(Data about app and page elements)
>>>

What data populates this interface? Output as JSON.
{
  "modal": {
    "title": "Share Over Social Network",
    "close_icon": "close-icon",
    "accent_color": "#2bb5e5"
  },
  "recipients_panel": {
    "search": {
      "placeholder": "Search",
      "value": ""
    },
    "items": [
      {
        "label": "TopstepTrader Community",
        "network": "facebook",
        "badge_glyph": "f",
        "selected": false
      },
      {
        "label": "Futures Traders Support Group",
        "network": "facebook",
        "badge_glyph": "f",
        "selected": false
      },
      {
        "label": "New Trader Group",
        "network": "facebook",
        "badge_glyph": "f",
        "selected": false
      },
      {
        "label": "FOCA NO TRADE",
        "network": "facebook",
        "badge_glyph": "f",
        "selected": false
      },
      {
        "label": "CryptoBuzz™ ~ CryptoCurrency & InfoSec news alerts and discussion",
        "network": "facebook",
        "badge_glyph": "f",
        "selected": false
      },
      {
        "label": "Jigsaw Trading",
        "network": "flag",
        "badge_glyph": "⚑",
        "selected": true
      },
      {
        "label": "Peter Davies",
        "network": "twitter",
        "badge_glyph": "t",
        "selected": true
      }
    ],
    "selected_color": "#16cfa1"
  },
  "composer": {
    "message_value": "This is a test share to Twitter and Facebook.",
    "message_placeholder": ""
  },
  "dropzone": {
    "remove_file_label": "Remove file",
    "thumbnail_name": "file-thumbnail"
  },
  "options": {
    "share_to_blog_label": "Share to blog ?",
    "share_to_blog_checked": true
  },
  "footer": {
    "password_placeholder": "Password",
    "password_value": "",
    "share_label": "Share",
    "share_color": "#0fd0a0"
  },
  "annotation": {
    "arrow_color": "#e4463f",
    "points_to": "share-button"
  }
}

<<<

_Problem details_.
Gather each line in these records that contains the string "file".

_Solved exercise_.
    "remove_file_label": "Remove file",
    "thumbnail_name": "file-thumbnail"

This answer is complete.